We often get asked the following question when talking to people about personal development or business development coaching:
What is a coach?
Most people immediately think of the characteristics of a coach working with athletes. Although they share some similar characteristics to a personal or business development coach, such as keeping individuals motivated and setting challenging yet achievable goals; there are some other very specific qualities a coach possesses to be able to effectively do the job.
A coach helps a client work towards a desired future position, either within their personal or business affairs, which may currently seem challenging or even impossible. They can work with both new or existing businesses and individuals from all walks of life. They are very useful to work with to establish change before a situation starts to hurt too much, or irreversible damage is done as a result of pursuing the wrong avenue for too long.
A coach forms a dual partnership with a client to work with the information and talents possessed by them to facilitate a pathway towards solving a problem, making changes, or exploring the viability of various avenues. A coach allows a client to lead change while acting as a facilitator. A coach is non-judgemental, impartial, and respects the confidentiality of the client’s situation.
A coach also assists a client with developing clarity within their personal or business affairs, and helps highlight the strengths and talents they already hold (some of which they may not be aware of), as well as assisting with the development of new ones. A crucial element to the role of a coach is to improve a client’s focus and direction through helping them set relevant goals and action plans.
Prior to setting any goals a coach would help the client determine exactly what it is that they are trying to achieve, and this would involve the client thoroughly exploring their thinking by answering some very specific and challenging questions. Many of these questions would never have even entered the client’s mind, which is why a coach can be incredibly useful in helping one determine what they want to do (or do not want to do) and how they should go about planning to do it. This can save a lot of time and money! To be able to ask powerful questions, a coach observes the client carefully and listens to what they are saying very intently.
While working towards a goal a coach helps the client with staying motivated and maintaining their self-belief about achieving it. It is not the responsibility of a coach to improve a client’s affairs for them, but to assist them with making crucial decisions and acting upon them in a structured manner. A coach is also allowed to give the client useful feedback if requested or urgently needed.
To be clear, a coach is not a counsellor, therapist, consultant, mentor, teacher or trainer.

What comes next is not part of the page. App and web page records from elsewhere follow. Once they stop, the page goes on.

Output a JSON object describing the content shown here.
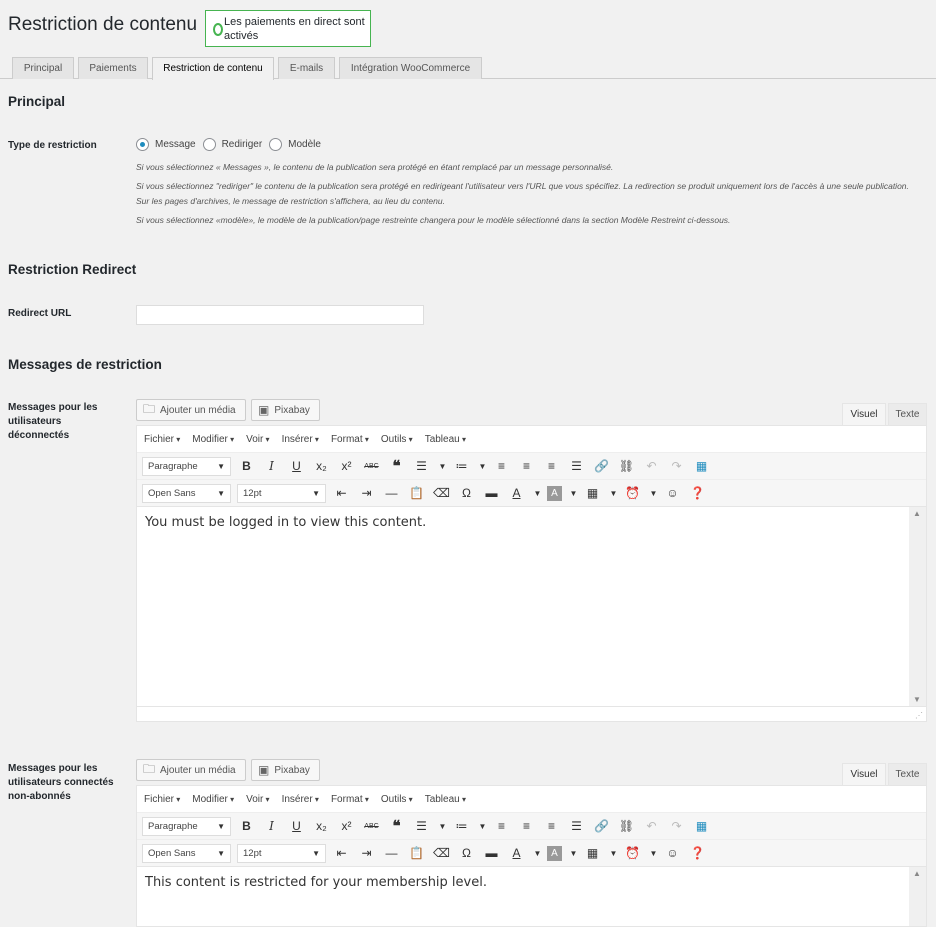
{
  "page": {
    "title": "Restriction de contenu"
  },
  "notice": {
    "text": "Les paiements en direct sont activés"
  },
  "tabs": [
    {
      "label": "Principal"
    },
    {
      "label": "Paiements"
    },
    {
      "label": "Restriction de contenu",
      "active": true
    },
    {
      "label": "E-mails"
    },
    {
      "label": "Intégration WooCommerce"
    }
  ],
  "sections": {
    "principal": "Principal",
    "redirect": "Restriction Redirect",
    "messages": "Messages de restriction"
  },
  "restriction_type": {
    "label": "Type de restriction",
    "options": [
      "Message",
      "Rediriger",
      "Modèle"
    ],
    "selected": "Message",
    "descriptions": [
      "Si vous sélectionnez « Messages », le contenu de la publication sera protégé en étant remplacé par un message personnalisé.",
      "Si vous sélectionnez \"rediriger\" le contenu de la publication sera protégé en redirigeant l'utilisateur vers l'URL que vous spécifiez. La redirection se produit uniquement lors de l'accès à une seule publication. Sur les pages d'archives, le message de restriction s'affichera, au lieu du contenu.",
      "Si vous sélectionnez «modèle», le modèle de la publication/page restreinte changera pour le modèle sélectionné dans la section Modèle Restreint ci-dessous."
    ]
  },
  "redirect_url": {
    "label": "Redirect URL",
    "value": "",
    "placeholder": ""
  },
  "editor_ui": {
    "add_media": "Ajouter un média",
    "pixabay": "Pixabay",
    "visual_tab": "Visuel",
    "text_tab": "Texte",
    "menu": [
      "Fichier",
      "Modifier",
      "Voir",
      "Insérer",
      "Format",
      "Outils",
      "Tableau"
    ],
    "block_format": "Paragraphe",
    "font_family": "Open Sans",
    "font_size": "12pt"
  },
  "editors": [
    {
      "label": "Messages pour les utilisateurs déconnectés",
      "content": "You must be logged in to view this content."
    },
    {
      "label": "Messages pour les utilisateurs connectés non-abonnés",
      "content": "This content is restricted for your membership level."
    }
  ],
  "colors": {
    "accent": "#1e8cbe",
    "notice_border": "#46b450",
    "background": "#f1f1f1"
  }
}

A coach is known as a facilitator; someone with the perfect mix of qualities to assist with facilitating change in the client’s chosen area of life or business.
Written by Prashant Jadav. For more information about coaching and personal development support, please get in touch here.